Crouch is a classically trained musician and former campus minister. He moved into editorial work in 1998, and currently serves on the governing boards of Fuller Theological Seminary and Equitas Group, a philanthropic organization focused on ending child exploitation in Haiti and Southeast Asia. He is a senior fellow of the International Justice Mission’s IJM Institute. He received his M.Div. at Boston University School of Theology.

The lunch-n-learn lectures are just one of several new features for the Acton University attendee. Acton University 2014 is June 17-20. For more information and registration details, click here.


  • http://rdmckinney.blogspot.com/ Roger D. McKinney

    I understand the desire for “human flourishing and humanity’s common good,” but to some degree it’s unscriptural. In general, God causes suffering as judgment against rebellious mankind. That’s Paul’s message in Romans 1. God doesn’t necessarily directly judge people. The judgment is built in. Ungodliness causes what North and the New Institutionalists call “natural states,” where a small elite oppresses the masses and steals from them.

    Envy permeates society and creates bad institutions that prevent economic development, as Schoeck reminds us.

    Solomon details the many ways ungodliness causes personal poverty.

    God wants and causes Christians to prosper if they follow his principles, but ungodly people will generally not flourish. The best we can do is alleviate some of their suffering.

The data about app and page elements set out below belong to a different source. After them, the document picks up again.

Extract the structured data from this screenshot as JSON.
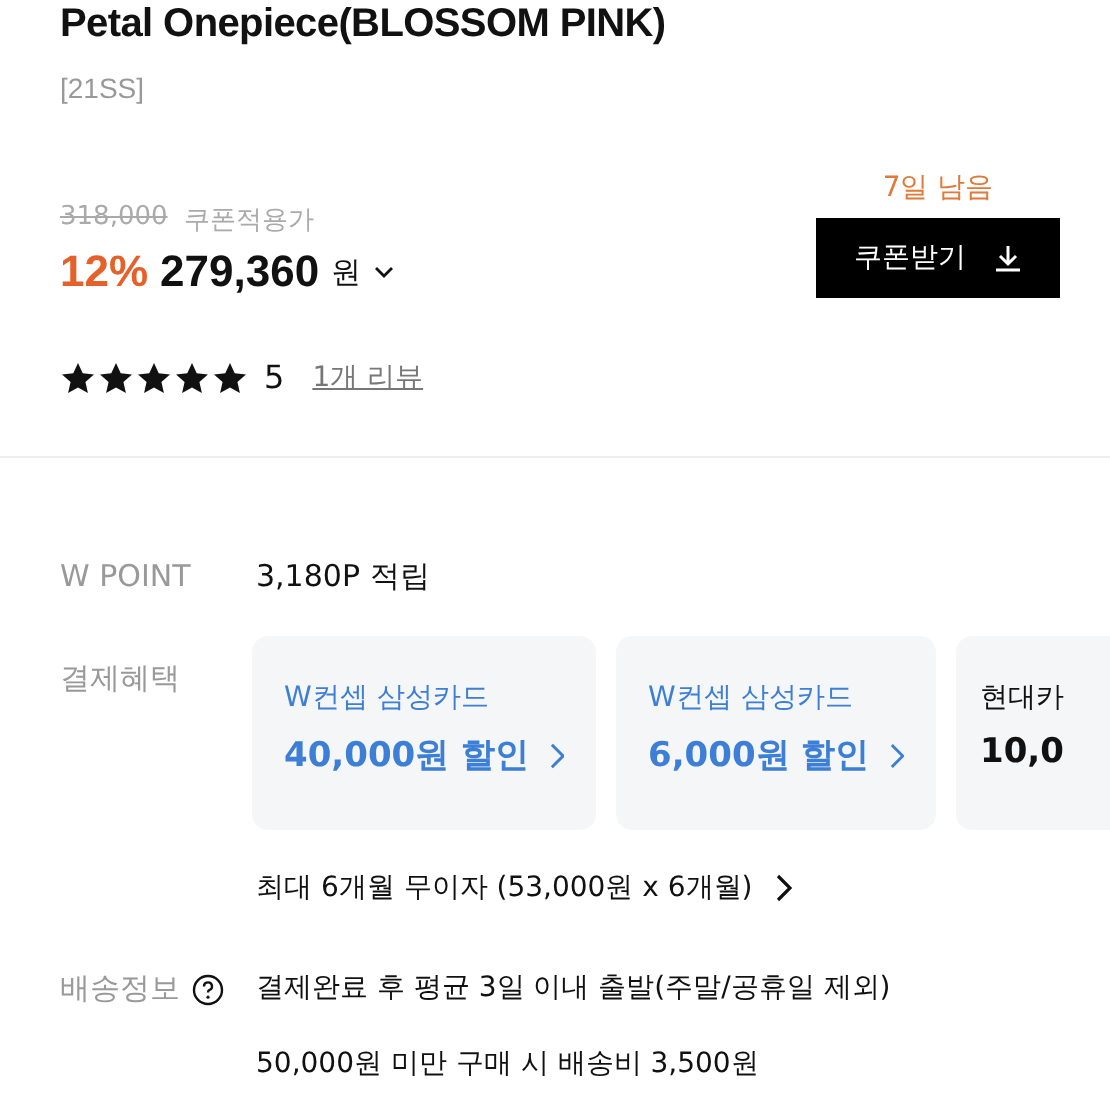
{
  "product": {
    "title": "Petal Onepiece(BLOSSOM PINK)",
    "season": "[21SS]"
  },
  "price": {
    "original": "318,000",
    "coupon_label": "쿠폰적용가",
    "discount": "12%",
    "amount": "279,360",
    "currency": "원",
    "days_left": "7일 남음",
    "coupon_button": "쿠폰받기"
  },
  "rating": {
    "stars": 5,
    "score": "5",
    "reviews": "1개 리뷰"
  },
  "w_point": {
    "label": "W POINT",
    "value": "3,180P 적립"
  },
  "payment": {
    "label": "결제혜택",
    "cards": [
      {
        "name": "W컨셉 삼성카드",
        "benefit": "40,000원 할인",
        "kind": "highlight"
      },
      {
        "name": "W컨셉 삼성카드",
        "benefit": "6,000원 할인",
        "kind": "highlight"
      },
      {
        "name": "현대카",
        "benefit": "10,0",
        "kind": "plain"
      }
    ],
    "installment": "최대 6개월 무이자 (53,000원 x 6개월)"
  },
  "shipping": {
    "label": "배송정보",
    "lines": [
      "결제완료 후 평균 3일 이내 출발(주말/공휴일 제외)",
      "50,000원 미만 구매 시 배송비 3,500원"
    ]
  }
}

  • http://rdmckinney.blogspot.com/ Roger D. McKinney

    Do you have a point?